[Records from a data collection]
----

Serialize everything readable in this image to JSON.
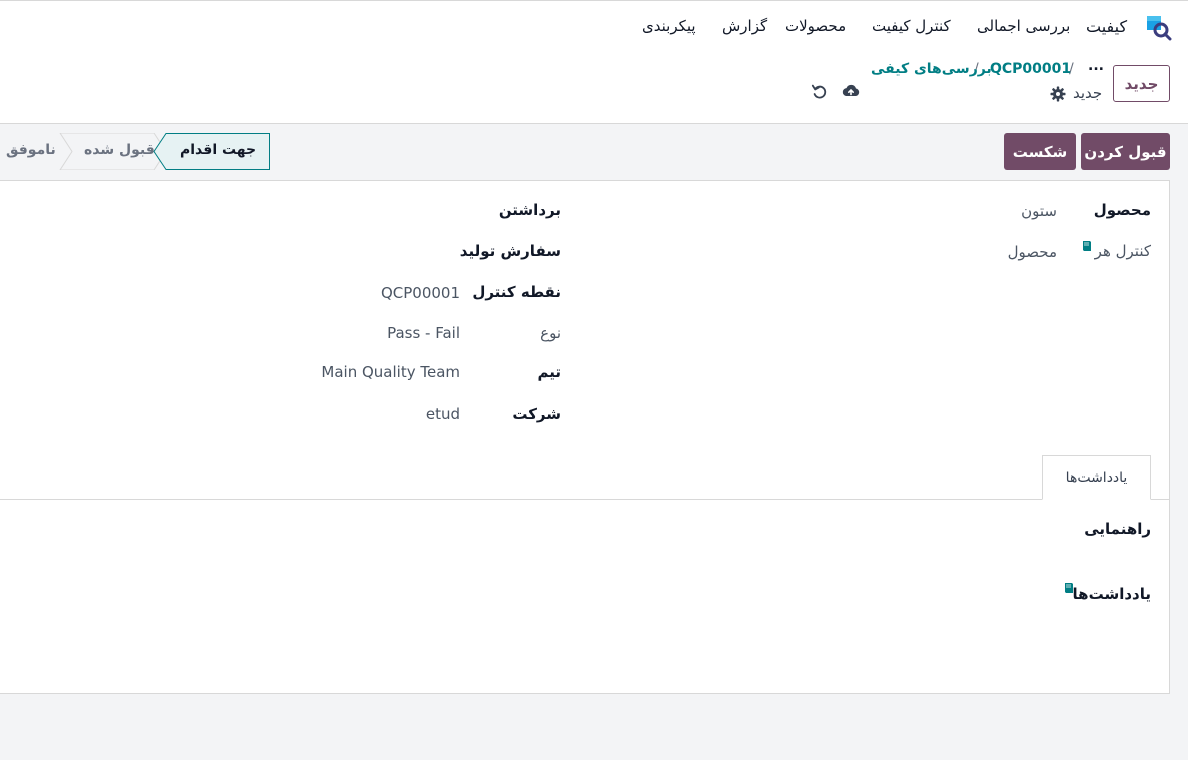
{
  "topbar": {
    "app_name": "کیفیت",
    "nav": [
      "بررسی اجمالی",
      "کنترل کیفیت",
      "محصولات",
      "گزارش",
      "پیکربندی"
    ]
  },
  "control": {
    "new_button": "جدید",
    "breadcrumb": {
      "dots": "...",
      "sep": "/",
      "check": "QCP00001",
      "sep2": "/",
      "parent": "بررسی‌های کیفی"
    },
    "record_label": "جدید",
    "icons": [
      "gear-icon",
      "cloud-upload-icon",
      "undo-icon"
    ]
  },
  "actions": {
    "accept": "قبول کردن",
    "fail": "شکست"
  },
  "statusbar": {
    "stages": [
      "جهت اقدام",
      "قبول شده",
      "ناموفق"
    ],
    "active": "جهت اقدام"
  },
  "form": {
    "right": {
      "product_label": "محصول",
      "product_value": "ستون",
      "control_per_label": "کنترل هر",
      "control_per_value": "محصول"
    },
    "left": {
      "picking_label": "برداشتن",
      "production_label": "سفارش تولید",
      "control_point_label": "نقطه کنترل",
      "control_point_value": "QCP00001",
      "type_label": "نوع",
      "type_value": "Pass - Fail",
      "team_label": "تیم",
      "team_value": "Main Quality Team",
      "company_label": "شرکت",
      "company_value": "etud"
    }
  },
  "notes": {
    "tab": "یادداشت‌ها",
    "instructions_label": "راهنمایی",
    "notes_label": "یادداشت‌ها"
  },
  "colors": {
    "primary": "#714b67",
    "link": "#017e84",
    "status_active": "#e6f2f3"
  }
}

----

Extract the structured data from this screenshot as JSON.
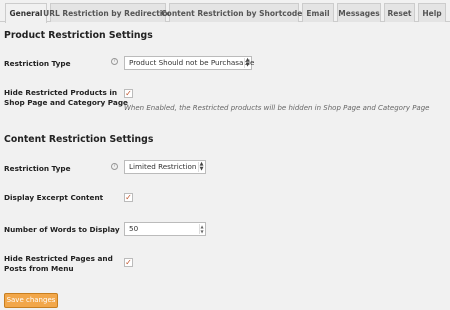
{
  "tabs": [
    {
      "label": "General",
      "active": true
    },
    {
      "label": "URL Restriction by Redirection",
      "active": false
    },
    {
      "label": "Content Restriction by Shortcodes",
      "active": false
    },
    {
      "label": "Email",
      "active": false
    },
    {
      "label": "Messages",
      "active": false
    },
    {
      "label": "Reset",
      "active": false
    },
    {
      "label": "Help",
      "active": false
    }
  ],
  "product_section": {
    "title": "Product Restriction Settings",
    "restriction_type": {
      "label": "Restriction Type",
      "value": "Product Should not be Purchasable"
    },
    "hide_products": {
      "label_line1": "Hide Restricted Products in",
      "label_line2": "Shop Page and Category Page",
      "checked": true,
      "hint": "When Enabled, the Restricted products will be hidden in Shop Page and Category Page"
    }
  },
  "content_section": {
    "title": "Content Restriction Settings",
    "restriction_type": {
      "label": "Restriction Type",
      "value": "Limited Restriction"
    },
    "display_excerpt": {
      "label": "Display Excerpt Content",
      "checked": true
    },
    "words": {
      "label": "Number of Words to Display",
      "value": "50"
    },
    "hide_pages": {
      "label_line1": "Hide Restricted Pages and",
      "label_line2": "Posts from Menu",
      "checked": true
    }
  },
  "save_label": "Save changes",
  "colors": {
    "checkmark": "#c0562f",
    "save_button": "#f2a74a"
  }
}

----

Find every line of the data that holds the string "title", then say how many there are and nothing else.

2